The widespread flooding struck after Cyclone Yemyin dumped torrential rains on the area Tuesday.

Protesters said they had waded through chest-deep water from outlying areas to voice their anger about the dearth of relief aid. Only packets of biscuits and bottles of water had been received, they said.

"Every family is looking for one or two members. They are all missing," said Chaker Baloth, who walked more than 25 miles through the night to reach this city of some 150,000. Others feared they would never see their missing family members again.

The government said the official death toll in Baluchistan province was 14, with more than 24 missing, although local media reported much higher numbers.

Farqooq Ahmed Khan, head of the National Disaster Management Authority, said accurate figures were not available because of widespread communications disruptions in the stricken areas.

Khan told reporters in Islamabad that the military had rescued about 1,600 people, including 600 fishermen in the Arabian Sea.

Military helicopters continued to drop relief supplies, but many of the more than 800,000 people hit by monsoon flooding in southwest Pakistan appeared to have received little or nothing.

Twenty people died in flash floods Thursday in the northwestern Khyber Agency tribal region, said government official Ilyas Khan.

Floods that damaged several bridges in the region have forced the temporary suspension of the voluntary repatriation of Afghan refugees through the North West Frontier Province, the U.N. High Commissioner for Refugees said Friday.

More than 2 million Afghans still live in camps along the Afghan-Pakistan border, having fled decades of conflict in their country.

Floods also have ravaged four eastern provinces of neighboring Afghanistan, causing at least four deaths, a NATO statement said.

Monsoon storms have claimed more than 120 lives in neighboring India.

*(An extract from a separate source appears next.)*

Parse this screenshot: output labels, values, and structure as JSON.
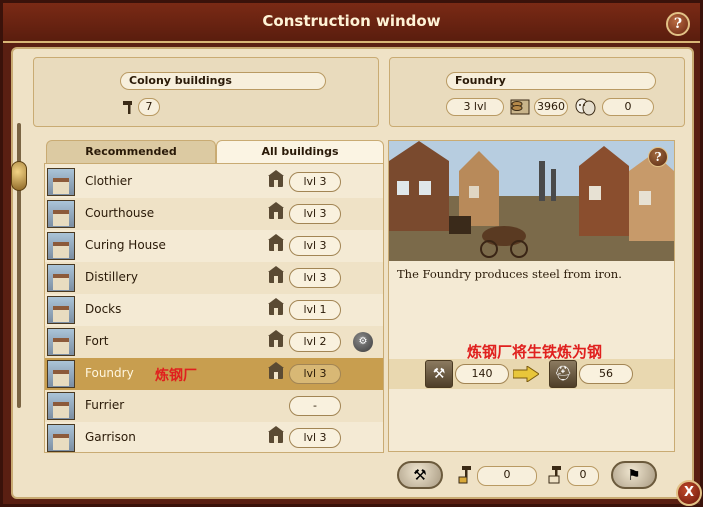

Khubah Bakhsh, the relief commissioner for Baluchistan, estimated that 200,000 houses had been destroyed or damaged.

In one of the hardest-hit areas — Turbat city and surrounding villages — the first relief supplies only began arriving Thursday, about 48 hours after the cyclone hit, driving the mayor to resign and angry residents to protest.

"We have been saved from the flood, but we may die of starvation," said Mohammed Kash, a teacher at a rural school.

From a helicopter, an Associated Press reporter saw only the tops of palm trees protruding from vast sheets of water in some areas.

People, cows and goats were stranded on rooftops without water or food, in sweltering 109-degree heat.